In The Manner Of Voltaire
Above: Images of early attempts at streamlining for sports cars keep cropping up, just proving that Sayer was NOT the first. This one is from our new Audi R8 book. Fascinating.
In 1757, the French writer and playwright ‘Voltaire’, wrote, of poor wronged Admiral John Byng who was executed on board his own ship for supposedly disobeying orders, ‘...in this country, it is found good, from time to time, to kill one admiral pour encourager les autres (to encourage the others)’.
I remember this from history classes at school and it comes to mind now. When I was a child, my father had in the ‘50s and ‘60s, a secondhand XK 120 Roadster, a Mark VIIM, a couple of Mark 2s (one he swore had been rescued from the famous factory fire!), a Mark X and an early XK6. This, no doubt, is where my love of the marque began.
When I was forced to give up my motorsport pretensions, I purchased (for peanuts in those days), five XKs and the same number of E-types, plus some other models (we have just discovered my XJ Coupe was almost certainly the original launch car). Julie and I drive (relatively) modern Jaguars and the company has a Discovery for carting books around.

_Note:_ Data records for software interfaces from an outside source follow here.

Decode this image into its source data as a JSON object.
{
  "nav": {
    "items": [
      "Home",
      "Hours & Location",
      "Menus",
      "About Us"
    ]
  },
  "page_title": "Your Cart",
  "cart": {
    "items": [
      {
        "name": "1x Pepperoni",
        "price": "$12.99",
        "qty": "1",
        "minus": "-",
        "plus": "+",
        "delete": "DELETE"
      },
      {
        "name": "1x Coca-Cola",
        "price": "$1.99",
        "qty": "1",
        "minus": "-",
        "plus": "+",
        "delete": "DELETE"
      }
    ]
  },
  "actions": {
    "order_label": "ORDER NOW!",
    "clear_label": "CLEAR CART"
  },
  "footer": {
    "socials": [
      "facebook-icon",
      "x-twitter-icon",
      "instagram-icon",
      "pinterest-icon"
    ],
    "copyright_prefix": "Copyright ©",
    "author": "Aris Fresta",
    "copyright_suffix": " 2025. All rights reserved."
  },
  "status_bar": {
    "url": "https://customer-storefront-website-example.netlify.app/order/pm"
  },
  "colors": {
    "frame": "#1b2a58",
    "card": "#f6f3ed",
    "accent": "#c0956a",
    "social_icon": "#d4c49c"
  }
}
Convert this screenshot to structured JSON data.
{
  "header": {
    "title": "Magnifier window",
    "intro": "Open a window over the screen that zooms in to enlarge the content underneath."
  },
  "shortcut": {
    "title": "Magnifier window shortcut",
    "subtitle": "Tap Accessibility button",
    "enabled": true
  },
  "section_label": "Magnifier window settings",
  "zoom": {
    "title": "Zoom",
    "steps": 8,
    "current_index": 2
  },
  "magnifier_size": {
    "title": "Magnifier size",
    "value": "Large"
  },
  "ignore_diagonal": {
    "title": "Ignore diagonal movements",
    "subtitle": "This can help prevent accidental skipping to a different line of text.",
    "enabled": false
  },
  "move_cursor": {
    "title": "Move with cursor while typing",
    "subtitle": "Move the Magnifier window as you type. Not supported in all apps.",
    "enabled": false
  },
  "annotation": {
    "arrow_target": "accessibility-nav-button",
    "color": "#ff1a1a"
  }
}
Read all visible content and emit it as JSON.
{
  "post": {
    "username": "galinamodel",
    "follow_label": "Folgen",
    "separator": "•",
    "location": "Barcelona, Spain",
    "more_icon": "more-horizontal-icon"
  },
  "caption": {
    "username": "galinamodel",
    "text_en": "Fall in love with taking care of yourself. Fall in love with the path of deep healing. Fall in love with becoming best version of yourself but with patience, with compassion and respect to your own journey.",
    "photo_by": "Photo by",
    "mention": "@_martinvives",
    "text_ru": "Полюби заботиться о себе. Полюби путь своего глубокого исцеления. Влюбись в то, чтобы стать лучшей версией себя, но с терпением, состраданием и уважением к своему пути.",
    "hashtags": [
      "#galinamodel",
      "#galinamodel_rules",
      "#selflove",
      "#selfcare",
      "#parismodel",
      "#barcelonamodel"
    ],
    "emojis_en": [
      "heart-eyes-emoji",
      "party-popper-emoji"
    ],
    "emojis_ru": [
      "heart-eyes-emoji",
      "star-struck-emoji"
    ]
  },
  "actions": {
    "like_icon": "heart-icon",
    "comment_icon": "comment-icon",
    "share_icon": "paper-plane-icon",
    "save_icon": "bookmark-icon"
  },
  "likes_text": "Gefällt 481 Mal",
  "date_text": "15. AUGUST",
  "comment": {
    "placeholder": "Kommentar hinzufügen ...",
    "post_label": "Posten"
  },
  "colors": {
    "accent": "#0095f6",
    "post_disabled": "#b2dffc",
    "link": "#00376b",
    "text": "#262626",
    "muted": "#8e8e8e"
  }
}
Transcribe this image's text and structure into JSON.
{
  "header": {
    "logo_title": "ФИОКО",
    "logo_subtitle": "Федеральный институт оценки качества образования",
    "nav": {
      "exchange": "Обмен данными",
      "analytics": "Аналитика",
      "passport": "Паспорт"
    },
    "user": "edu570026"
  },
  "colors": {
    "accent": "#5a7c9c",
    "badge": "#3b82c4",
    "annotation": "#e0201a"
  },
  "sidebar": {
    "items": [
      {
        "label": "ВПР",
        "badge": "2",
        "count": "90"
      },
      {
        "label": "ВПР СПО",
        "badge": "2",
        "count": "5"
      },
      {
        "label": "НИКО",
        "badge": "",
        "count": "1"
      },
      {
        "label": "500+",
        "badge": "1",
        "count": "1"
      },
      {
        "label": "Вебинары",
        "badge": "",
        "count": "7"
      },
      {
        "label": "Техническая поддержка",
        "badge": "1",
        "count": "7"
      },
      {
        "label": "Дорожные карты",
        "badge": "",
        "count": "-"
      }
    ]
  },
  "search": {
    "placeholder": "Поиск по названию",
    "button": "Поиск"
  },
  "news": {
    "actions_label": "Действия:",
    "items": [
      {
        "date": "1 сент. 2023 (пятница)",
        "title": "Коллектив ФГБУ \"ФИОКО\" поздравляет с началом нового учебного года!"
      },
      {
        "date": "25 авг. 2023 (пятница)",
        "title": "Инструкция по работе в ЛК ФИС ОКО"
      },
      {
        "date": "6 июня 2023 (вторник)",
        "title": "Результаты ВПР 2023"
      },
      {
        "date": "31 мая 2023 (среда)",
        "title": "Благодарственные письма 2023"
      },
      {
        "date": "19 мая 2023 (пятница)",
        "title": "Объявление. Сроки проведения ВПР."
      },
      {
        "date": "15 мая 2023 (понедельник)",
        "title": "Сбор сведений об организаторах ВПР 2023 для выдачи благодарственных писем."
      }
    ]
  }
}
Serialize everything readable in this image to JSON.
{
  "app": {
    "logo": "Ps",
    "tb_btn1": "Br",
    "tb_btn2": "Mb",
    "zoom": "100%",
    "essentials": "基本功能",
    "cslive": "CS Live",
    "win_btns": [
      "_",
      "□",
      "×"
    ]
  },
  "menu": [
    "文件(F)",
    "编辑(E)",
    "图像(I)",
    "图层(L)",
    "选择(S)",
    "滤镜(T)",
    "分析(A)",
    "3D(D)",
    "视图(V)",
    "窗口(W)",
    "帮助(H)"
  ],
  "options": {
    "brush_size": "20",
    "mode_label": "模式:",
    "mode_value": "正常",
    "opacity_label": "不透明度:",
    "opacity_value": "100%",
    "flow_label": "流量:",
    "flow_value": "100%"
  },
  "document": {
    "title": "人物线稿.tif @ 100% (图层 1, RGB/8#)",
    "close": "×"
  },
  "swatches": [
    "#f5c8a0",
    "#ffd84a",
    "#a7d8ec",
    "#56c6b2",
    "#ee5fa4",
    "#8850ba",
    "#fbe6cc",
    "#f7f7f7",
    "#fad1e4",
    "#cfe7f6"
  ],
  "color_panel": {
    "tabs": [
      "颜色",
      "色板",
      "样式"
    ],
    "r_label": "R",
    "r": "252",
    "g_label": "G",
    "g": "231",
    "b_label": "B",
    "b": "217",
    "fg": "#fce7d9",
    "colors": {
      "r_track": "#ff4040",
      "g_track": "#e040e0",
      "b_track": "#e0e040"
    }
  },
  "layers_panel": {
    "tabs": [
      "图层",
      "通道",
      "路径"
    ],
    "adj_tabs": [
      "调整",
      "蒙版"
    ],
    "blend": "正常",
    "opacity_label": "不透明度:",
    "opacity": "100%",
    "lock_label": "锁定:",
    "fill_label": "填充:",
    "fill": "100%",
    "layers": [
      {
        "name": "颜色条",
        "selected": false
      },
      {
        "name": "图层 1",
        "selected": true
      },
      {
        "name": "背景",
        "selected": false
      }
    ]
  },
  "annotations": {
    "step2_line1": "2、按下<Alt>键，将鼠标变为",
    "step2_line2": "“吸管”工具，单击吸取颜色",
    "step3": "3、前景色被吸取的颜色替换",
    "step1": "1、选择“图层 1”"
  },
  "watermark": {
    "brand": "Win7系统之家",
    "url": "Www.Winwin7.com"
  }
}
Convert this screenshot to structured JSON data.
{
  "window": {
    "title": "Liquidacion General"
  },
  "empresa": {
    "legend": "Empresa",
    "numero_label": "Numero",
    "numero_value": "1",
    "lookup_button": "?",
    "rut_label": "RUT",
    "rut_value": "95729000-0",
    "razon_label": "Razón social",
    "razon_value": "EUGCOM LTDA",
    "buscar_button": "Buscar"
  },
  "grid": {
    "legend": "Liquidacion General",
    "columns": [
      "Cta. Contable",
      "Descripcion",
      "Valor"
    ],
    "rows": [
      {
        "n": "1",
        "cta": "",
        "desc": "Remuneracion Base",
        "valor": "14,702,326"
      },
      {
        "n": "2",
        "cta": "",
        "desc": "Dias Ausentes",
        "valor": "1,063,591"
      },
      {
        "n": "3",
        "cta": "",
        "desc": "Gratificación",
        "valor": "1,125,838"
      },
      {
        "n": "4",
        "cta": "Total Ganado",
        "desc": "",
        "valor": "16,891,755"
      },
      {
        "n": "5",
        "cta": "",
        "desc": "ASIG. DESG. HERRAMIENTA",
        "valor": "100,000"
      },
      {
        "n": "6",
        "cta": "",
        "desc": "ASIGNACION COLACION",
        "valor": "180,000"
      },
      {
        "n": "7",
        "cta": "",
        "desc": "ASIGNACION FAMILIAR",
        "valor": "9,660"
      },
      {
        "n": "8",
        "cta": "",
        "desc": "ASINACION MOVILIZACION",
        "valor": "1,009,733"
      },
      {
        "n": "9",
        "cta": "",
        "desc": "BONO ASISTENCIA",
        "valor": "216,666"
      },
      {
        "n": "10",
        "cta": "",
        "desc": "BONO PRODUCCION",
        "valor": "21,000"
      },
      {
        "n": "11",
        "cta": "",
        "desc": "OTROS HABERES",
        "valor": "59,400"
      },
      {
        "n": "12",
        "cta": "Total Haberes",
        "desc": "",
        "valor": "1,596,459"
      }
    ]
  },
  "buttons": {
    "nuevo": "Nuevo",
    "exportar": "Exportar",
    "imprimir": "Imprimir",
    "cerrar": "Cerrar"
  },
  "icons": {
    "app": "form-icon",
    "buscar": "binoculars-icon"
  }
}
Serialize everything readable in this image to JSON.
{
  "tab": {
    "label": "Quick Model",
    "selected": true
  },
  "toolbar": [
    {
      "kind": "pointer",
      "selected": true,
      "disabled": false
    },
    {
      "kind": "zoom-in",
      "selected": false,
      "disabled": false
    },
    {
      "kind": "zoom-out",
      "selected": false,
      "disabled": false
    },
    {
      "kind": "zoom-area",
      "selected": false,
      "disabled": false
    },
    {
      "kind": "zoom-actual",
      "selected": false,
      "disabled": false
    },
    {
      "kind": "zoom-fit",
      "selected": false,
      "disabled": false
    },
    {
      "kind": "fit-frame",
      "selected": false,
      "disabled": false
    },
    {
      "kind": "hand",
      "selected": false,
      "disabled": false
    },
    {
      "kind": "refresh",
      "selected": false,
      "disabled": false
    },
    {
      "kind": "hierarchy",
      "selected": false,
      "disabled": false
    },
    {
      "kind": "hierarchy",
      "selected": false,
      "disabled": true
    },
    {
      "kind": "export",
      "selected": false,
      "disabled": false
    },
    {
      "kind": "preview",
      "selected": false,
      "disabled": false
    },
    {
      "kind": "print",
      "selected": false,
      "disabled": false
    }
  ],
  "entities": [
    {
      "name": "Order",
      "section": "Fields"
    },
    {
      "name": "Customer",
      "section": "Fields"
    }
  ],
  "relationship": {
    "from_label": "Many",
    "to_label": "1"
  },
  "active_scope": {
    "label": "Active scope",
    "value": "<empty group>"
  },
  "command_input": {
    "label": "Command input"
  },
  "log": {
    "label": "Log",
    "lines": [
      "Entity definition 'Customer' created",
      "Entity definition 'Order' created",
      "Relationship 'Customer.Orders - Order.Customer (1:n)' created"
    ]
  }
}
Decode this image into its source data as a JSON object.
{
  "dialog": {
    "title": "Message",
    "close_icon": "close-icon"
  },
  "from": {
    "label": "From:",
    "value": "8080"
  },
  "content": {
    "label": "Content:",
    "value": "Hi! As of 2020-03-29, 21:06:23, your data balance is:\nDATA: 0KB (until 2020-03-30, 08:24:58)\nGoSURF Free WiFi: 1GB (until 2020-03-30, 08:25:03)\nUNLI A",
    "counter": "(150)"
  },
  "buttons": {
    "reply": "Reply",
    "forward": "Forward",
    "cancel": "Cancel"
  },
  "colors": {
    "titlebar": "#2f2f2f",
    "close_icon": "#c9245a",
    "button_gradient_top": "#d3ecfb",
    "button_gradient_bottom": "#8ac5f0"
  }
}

Of my 30+ books, at least 22 have been on Jaguar subjects (two actually for Jaguar).
Some 25 years ago, my wife and I formed the International Jaguar XK Club (members in 50+ countries) and a few years later we were persuaded to start one for E-types (ludicrously, I could have earned more working in the local pub). I have been on extremely friendly terms with the senior management from ‘Lofty’ England (we stayed at each other’s houses) to Sir Ralf Speth.
When the Jaguar Daimler Heritage Trust was recently planning an exhibition to celebrate the company’s centenary, they asked if they could use a few of the several hundred interviews I have conducted with Jaguar personnel.
It is therefore interesting to note that the JLR lawyers are now out to discredit and attack me in court. I have seen their submission as it is, I am told, in the public domain.
It is ironic to note that they are using my books to support their arguments and yet also rubbishing me. They are quoting a private email of mine to their paid expert witness, which I am actually rather pleased about because it gives an enthusiast’s/my view of his evidence.
They are also saying I have threatened the company. I believe this is based on the fact that I sent a press release, which I had not written, to (just-retired) Ralf Speth to kindly forward to the then new CEO (who now has just resigned).
It was entitled ‘URGENT – Seriously negative publicity for JLR’ and was intended to highlight this to the senior management (in the hope they would avoid scoring an own goal) as I was genuinely concerned for the company’s reputation – something clearly proven by my track record over the last 50 years. Sir Ralf responded with thanks, saying he’d passed it on and offering to show me around the lovely part of Germany to which he had retired. Doesn’t sound as though he considered me to be issuing threats…
One wonderful thing is that, thanks to email, virtually everything is in writing. When Dan Pink, who then headed up JLR Classic (now moved on, I am told) wanted to have a chat I said I’d prefer to communicate via email as I wanted everything on the record. I could see, even then, that one day I might have to defend myself.
Finally (at least for now), they are saying I have a vested interest. I don’t understand that one. I have never owned a replica. I have never benefitted in any way financially (apart from possibly writing just one article about a C-type replica that Nick Baldwin and I were lent and took to Geneva to celebrate the 25th anniversary of the E-type in 1986).
Perhaps the only (theoretical) financial interest I can think of, stems from when when I wrote to the Legal Team, as a test, to ask if they would object to us selling prints of my E-type – at the time, they were sending Cease and Desist communications to artists who were selling their drawings of Land Rovers, for example. They replied, saying they would need to give permission, to know the size, how many, how they would be marketed, etc., and I’d need to pay the JDHT a royalty.
I wrote back saying that that was amazing – were they saying no-one could sell photographs of their own car?
They did not reply.
Are they seriously suggesting I am motivated by the few pounds we might have made from selling a few prints? Apart from anything else, this was a couple of months after I had sent my ‘threat’ to Jaguar Land Rover.